* REQUIRED WORK *
Produce an exact copy of all the data below, dropping every image.

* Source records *
--- START ---

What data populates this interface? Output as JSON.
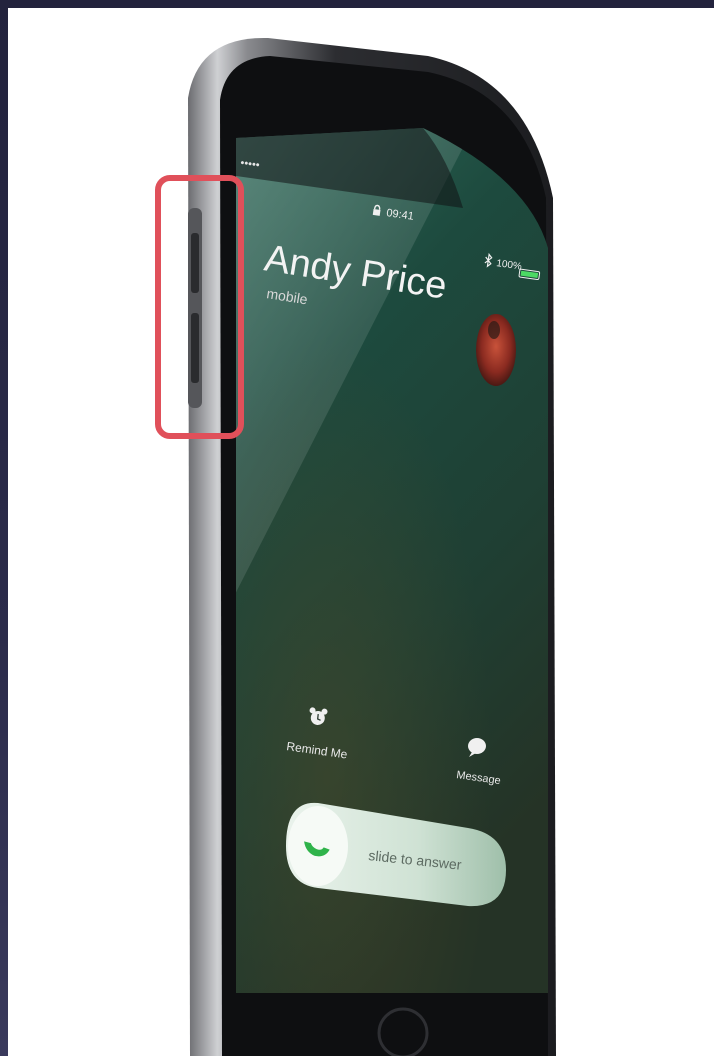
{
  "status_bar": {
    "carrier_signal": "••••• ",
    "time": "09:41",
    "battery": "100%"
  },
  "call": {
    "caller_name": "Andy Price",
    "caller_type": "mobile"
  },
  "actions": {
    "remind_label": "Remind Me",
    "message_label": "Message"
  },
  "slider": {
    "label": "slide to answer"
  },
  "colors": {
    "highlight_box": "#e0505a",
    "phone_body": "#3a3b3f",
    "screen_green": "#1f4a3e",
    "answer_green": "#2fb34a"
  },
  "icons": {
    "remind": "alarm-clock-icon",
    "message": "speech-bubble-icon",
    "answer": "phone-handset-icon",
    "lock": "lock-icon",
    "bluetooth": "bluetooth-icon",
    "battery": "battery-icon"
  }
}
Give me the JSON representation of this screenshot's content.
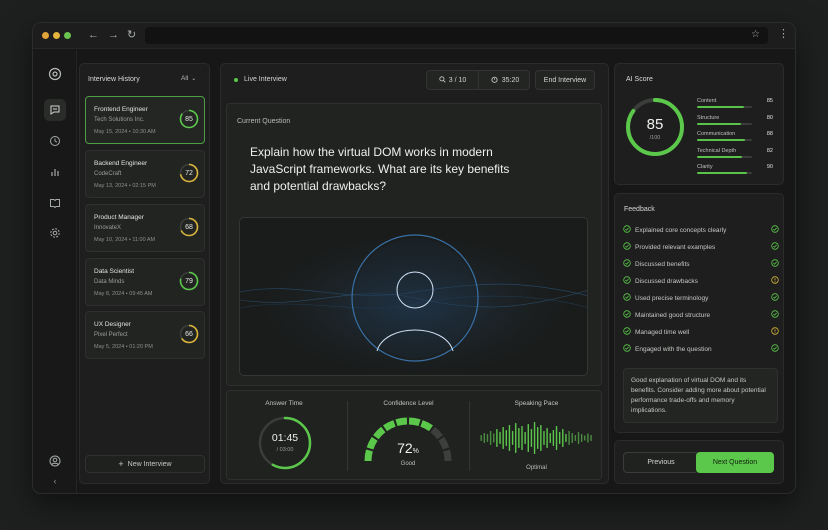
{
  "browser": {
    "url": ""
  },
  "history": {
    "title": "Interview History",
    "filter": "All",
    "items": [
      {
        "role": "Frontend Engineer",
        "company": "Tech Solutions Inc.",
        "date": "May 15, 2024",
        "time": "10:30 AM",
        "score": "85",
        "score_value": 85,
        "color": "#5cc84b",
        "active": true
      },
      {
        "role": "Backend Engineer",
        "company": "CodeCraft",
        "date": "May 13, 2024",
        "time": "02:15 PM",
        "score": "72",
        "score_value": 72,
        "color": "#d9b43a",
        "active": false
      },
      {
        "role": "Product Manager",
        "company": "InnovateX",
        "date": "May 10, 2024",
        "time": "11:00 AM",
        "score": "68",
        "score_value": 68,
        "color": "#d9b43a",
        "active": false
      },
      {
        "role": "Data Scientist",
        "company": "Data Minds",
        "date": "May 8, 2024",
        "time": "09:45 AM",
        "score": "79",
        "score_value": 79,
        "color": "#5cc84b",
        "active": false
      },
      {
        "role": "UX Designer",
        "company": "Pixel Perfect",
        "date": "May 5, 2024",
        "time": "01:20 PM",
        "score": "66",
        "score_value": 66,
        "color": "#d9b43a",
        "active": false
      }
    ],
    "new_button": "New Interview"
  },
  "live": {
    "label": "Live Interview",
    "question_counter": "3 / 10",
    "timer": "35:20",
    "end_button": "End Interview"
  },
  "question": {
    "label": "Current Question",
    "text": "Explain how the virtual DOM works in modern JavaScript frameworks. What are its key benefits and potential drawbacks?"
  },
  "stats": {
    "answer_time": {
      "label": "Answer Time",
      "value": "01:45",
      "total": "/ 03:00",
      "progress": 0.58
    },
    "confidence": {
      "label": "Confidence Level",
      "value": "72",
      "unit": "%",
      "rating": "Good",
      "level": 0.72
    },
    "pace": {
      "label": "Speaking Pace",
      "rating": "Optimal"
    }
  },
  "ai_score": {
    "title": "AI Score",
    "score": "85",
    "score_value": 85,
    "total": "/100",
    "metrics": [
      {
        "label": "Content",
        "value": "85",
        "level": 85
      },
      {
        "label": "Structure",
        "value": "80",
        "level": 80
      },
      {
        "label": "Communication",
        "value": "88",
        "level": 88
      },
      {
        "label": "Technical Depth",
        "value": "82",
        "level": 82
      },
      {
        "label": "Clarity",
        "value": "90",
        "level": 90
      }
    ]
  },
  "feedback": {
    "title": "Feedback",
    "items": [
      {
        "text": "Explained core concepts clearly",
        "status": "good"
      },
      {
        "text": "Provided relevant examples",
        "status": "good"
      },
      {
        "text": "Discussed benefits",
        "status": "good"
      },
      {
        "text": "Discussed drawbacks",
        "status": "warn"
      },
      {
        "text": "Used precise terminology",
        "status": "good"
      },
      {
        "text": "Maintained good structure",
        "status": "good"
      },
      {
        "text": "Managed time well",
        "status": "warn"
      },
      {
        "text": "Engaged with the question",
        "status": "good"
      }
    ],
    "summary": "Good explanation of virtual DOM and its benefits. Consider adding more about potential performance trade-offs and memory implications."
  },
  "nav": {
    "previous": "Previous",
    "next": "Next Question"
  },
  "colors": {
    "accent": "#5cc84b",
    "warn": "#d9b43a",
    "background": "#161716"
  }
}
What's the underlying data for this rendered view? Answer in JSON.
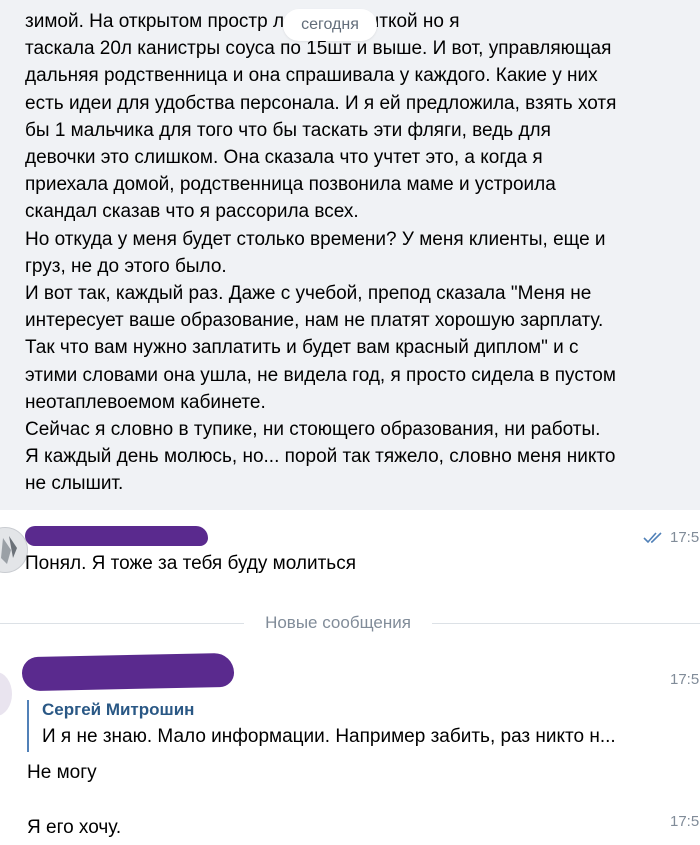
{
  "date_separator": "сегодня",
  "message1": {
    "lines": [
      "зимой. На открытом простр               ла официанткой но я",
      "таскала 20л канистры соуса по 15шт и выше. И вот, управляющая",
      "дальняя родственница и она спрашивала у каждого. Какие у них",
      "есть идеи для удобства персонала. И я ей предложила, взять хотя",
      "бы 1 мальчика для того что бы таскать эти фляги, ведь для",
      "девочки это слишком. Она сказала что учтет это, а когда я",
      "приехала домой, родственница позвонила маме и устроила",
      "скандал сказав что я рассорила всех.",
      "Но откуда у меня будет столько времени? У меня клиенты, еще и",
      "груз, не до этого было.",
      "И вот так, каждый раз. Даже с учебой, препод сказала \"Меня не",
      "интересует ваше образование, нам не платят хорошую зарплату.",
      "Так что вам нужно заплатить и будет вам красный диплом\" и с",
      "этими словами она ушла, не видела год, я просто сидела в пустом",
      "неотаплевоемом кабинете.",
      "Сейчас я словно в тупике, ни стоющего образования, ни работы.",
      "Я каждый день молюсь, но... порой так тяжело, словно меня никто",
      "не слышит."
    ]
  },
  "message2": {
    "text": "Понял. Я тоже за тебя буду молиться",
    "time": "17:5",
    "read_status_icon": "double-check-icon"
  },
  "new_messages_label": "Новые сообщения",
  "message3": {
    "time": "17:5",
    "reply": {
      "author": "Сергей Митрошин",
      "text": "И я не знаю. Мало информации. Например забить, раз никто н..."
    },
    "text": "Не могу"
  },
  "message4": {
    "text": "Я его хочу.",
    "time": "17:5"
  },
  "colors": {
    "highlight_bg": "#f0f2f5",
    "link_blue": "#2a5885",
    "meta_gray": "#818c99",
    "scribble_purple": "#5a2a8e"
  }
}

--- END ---

* OUTPUT OF THE TASK *
What data populates this interface? Output as JSON.
{
  "status_bar": {
    "carrier_signal": "••••• ",
    "time": "09:41",
    "battery": "100%"
  },
  "call": {
    "caller_name": "Andy Price",
    "caller_type": "mobile"
  },
  "actions": {
    "remind_label": "Remind Me",
    "message_label": "Message"
  },
  "slider": {
    "label": "slide to answer"
  },
  "colors": {
    "highlight_box": "#e0505a",
    "phone_body": "#3a3b3f",
    "screen_green": "#1f4a3e",
    "answer_green": "#2fb34a"
  },
  "icons": {
    "remind": "alarm-clock-icon",
    "message": "speech-bubble-icon",
    "answer": "phone-handset-icon",
    "lock": "lock-icon",
    "bluetooth": "bluetooth-icon",
    "battery": "battery-icon"
  }
}
Give me the JSON representation of this screenshot's content.
{
  "browser": {
    "url": ""
  },
  "history": {
    "title": "Interview History",
    "filter": "All",
    "items": [
      {
        "role": "Frontend Engineer",
        "company": "Tech Solutions Inc.",
        "date": "May 15, 2024",
        "time": "10:30 AM",
        "score": "85",
        "score_value": 85,
        "color": "#5cc84b",
        "active": true
      },
      {
        "role": "Backend Engineer",
        "company": "CodeCraft",
        "date": "May 13, 2024",
        "time": "02:15 PM",
        "score": "72",
        "score_value": 72,
        "color": "#d9b43a",
        "active": false
      },
      {
        "role": "Product Manager",
        "company": "InnovateX",
        "date": "May 10, 2024",
        "time": "11:00 AM",
        "score": "68",
        "score_value": 68,
        "color": "#d9b43a",
        "active": false
      },
      {
        "role": "Data Scientist",
        "company": "Data Minds",
        "date": "May 8, 2024",
        "time": "09:45 AM",
        "score": "79",
        "score_value": 79,
        "color": "#5cc84b",
        "active": false
      },
      {
        "role": "UX Designer",
        "company": "Pixel Perfect",
        "date": "May 5, 2024",
        "time": "01:20 PM",
        "score": "66",
        "score_value": 66,
        "color": "#d9b43a",
        "active": false
      }
    ],
    "new_button": "New Interview"
  },
  "live": {
    "label": "Live Interview",
    "question_counter": "3 / 10",
    "timer": "35:20",
    "end_button": "End Interview"
  },
  "question": {
    "label": "Current Question",
    "text": "Explain how the virtual DOM works in modern JavaScript frameworks. What are its key benefits and potential drawbacks?"
  },
  "stats": {
    "answer_time": {
      "label": "Answer Time",
      "value": "01:45",
      "total": "/ 03:00",
      "progress": 0.58
    },
    "confidence": {
      "label": "Confidence Level",
      "value": "72",
      "unit": "%",
      "rating": "Good",
      "level": 0.72
    },
    "pace": {
      "label": "Speaking Pace",
      "rating": "Optimal"
    }
  },
  "ai_score": {
    "title": "AI Score",
    "score": "85",
    "score_value": 85,
    "total": "/100",
    "metrics": [
      {
        "label": "Content",
        "value": "85",
        "level": 85
      },
      {
        "label": "Structure",
        "value": "80",
        "level": 80
      },
      {
        "label": "Communication",
        "value": "88",
        "level": 88
      },
      {
        "label": "Technical Depth",
        "value": "82",
        "level": 82
      },
      {
        "label": "Clarity",
        "value": "90",
        "level": 90
      }
    ]
  },
  "feedback": {
    "title": "Feedback",
    "items": [
      {
        "text": "Explained core concepts clearly",
        "status": "good"
      },
      {
        "text": "Provided relevant examples",
        "status": "good"
      },
      {
        "text": "Discussed benefits",
        "status": "good"
      },
      {
        "text": "Discussed drawbacks",
        "status": "warn"
      },
      {
        "text": "Used precise terminology",
        "status": "good"
      },
      {
        "text": "Maintained good structure",
        "status": "good"
      },
      {
        "text": "Managed time well",
        "status": "warn"
      },
      {
        "text": "Engaged with the question",
        "status": "good"
      }
    ],
    "summary": "Good explanation of virtual DOM and its benefits. Consider adding more about potential performance trade-offs and memory implications."
  },
  "nav": {
    "previous": "Previous",
    "next": "Next Question"
  },
  "colors": {
    "accent": "#5cc84b",
    "warn": "#d9b43a",
    "background": "#161716"
  }
}
What's the underlying data for this rendered view? Answer in JSON.
{
  "date_separator": "сегодня",
  "message1": {
    "lines": [
      "зимой. На открытом простр               ла официанткой но я",
      "таскала 20л канистры соуса по 15шт и выше. И вот, управляющая",
      "дальняя родственница и она спрашивала у каждого. Какие у них",
      "есть идеи для удобства персонала. И я ей предложила, взять хотя",
      "бы 1 мальчика для того что бы таскать эти фляги, ведь для",
      "девочки это слишком. Она сказала что учтет это, а когда я",
      "приехала домой, родственница позвонила маме и устроила",
      "скандал сказав что я рассорила всех.",
      "Но откуда у меня будет столько времени? У меня клиенты, еще и",
      "груз, не до этого было.",
      "И вот так, каждый раз. Даже с учебой, препод сказала \"Меня не",
      "интересует ваше образование, нам не платят хорошую зарплату.",
      "Так что вам нужно заплатить и будет вам красный диплом\" и с",
      "этими словами она ушла, не видела год, я просто сидела в пустом",
      "неотаплевоемом кабинете.",
      "Сейчас я словно в тупике, ни стоющего образования, ни работы.",
      "Я каждый день молюсь, но... порой так тяжело, словно меня никто",
      "не слышит."
    ]
  },
  "message2": {
    "text": "Понял. Я тоже за тебя буду молиться",
    "time": "17:5",
    "read_status_icon": "double-check-icon"
  },
  "new_messages_label": "Новые сообщения",
  "message3": {
    "time": "17:5",
    "reply": {
      "author": "Сергей Митрошин",
      "text": "И я не знаю. Мало информации. Например забить, раз никто н..."
    },
    "text": "Не могу"
  },
  "message4": {
    "text": "Я его хочу.",
    "time": "17:5"
  },
  "colors": {
    "highlight_bg": "#f0f2f5",
    "link_blue": "#2a5885",
    "meta_gray": "#818c99",
    "scribble_purple": "#5a2a8e"
  }
}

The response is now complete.